* What the task requires *
Report back every line in the data that includes the string "Nursing".

* Information shown *
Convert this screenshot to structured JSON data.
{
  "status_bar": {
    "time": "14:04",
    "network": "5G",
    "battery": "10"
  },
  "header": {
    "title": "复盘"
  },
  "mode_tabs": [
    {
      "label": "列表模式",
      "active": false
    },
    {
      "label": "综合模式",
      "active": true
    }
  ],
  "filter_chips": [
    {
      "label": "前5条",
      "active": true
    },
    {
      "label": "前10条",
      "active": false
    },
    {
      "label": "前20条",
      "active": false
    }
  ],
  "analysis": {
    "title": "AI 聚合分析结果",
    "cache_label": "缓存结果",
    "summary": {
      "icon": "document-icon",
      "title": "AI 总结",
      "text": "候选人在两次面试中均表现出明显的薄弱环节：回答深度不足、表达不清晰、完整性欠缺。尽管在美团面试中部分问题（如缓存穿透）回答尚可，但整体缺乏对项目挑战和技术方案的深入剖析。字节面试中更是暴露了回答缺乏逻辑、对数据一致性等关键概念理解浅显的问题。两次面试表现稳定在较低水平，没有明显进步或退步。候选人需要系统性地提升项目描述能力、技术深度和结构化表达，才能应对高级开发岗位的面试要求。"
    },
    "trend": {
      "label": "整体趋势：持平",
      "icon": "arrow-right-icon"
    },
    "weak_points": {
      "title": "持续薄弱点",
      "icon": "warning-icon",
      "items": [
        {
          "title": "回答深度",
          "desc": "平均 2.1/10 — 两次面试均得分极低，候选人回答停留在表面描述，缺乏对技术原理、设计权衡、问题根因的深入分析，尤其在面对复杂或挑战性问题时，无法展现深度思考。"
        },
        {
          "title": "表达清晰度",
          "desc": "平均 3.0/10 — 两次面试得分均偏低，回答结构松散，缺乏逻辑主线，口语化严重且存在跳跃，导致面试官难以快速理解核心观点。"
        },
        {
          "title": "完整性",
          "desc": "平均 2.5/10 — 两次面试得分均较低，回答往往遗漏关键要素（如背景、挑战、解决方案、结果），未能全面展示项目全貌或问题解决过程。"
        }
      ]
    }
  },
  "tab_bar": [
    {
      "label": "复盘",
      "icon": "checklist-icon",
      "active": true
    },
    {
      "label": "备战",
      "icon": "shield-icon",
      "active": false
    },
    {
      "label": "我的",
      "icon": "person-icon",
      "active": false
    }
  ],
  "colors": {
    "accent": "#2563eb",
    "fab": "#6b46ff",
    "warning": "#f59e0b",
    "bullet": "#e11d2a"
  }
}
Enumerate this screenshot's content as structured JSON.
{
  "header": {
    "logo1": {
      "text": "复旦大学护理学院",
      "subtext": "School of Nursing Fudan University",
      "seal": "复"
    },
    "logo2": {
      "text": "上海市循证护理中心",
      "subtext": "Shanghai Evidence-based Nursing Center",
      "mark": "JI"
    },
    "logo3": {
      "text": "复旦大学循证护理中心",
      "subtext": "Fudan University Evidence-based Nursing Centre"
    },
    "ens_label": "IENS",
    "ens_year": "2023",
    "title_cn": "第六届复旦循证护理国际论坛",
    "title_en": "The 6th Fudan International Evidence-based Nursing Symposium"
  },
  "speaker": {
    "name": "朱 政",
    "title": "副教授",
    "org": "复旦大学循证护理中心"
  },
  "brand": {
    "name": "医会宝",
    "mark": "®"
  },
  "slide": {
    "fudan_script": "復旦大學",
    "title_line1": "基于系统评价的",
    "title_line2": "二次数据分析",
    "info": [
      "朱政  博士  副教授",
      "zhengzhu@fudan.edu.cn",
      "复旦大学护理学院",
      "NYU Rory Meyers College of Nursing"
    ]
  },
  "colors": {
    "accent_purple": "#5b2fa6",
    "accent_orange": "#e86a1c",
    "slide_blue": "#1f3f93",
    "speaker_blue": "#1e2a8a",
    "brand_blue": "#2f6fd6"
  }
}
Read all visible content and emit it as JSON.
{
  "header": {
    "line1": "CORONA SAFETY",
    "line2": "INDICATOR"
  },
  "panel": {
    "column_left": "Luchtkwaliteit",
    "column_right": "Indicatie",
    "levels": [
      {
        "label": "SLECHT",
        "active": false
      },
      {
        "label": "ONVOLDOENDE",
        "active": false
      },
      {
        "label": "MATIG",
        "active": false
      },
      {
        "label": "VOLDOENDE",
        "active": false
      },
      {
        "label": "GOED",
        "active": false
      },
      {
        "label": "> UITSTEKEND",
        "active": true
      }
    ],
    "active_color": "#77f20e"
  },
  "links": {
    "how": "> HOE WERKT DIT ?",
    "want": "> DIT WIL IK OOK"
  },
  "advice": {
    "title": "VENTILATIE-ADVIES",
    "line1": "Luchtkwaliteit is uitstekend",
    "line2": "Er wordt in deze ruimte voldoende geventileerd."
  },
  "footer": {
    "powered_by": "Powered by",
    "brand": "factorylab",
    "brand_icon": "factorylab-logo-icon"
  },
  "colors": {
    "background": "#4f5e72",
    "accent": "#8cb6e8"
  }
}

* Output *
      "subtext": "School of Nursing Fudan University",
      "subtext": "Shanghai Evidence-based Nursing Center",
      "subtext": "Fudan University Evidence-based Nursing Centre"
    "title_en": "The 6th Fudan International Evidence-based Nursing Symposium"
      "NYU Rory Meyers College of Nursing"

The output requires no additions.